Summing up this situation, he quotes former Federal Chairman Paul Volcker, who said in November 2018, “The US is in a hell of a mess in every direction.” Mr. X goes on to quote the former Greek Finance Minister Yanis Varoufakis, who said, “it is the very first time in human economic history or history in general that an empire is expanding its realm and its power and its strength and vitality by expanding its deficits. Usually when an empire has a deficit, it is the beginning of its decline. Not in the case of the United States.”
By the end of the book, Mr. X concludes that if authorities continue to weaken the USD, by the end of 2019, people might have to start taking money out of banks and stockpiling essentials in their basements.
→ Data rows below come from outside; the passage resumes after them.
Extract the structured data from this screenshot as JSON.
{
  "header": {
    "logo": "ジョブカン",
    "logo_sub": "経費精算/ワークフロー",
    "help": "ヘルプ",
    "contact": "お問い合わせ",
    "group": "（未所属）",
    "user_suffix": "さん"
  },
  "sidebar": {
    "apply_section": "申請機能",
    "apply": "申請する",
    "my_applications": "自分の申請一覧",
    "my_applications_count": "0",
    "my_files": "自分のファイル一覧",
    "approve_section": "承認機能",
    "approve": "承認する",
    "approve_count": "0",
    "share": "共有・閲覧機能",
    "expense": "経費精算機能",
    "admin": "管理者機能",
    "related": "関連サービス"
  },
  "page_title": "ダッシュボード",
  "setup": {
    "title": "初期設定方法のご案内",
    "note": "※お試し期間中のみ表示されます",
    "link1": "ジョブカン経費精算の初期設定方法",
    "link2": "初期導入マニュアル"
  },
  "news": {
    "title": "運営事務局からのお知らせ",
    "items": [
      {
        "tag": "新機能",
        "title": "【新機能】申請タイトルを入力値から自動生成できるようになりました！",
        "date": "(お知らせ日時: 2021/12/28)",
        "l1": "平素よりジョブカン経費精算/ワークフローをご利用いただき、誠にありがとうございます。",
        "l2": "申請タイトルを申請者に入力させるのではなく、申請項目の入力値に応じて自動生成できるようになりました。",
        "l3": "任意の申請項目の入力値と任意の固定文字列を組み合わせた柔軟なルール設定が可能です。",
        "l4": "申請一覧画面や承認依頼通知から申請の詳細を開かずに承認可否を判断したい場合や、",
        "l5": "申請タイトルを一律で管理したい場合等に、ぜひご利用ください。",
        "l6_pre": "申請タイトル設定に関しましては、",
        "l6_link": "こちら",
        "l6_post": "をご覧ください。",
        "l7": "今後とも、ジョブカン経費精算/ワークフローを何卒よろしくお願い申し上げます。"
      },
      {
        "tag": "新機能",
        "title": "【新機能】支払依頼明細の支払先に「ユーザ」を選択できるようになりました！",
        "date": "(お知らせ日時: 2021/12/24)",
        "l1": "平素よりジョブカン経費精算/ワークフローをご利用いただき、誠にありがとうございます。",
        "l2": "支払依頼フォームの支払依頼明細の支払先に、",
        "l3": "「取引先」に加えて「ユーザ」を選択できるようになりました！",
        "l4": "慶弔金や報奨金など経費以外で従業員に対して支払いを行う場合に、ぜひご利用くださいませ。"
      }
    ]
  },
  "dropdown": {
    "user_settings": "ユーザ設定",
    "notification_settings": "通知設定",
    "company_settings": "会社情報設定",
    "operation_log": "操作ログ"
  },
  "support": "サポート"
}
The Mr. X Interviews, Volume 2 paints an eye-opening picture of the US economy over the last few years and into the future. Of course, Mr. X could not foresee the coronavirus pandemic that was to come a year after the book ends, but his analysis in these pages leaves much to ponder, and perhaps fear, about our current global economy, especially for Americans. It will be interesting to see what Mr. X has to say in Volume 3.
write by Florence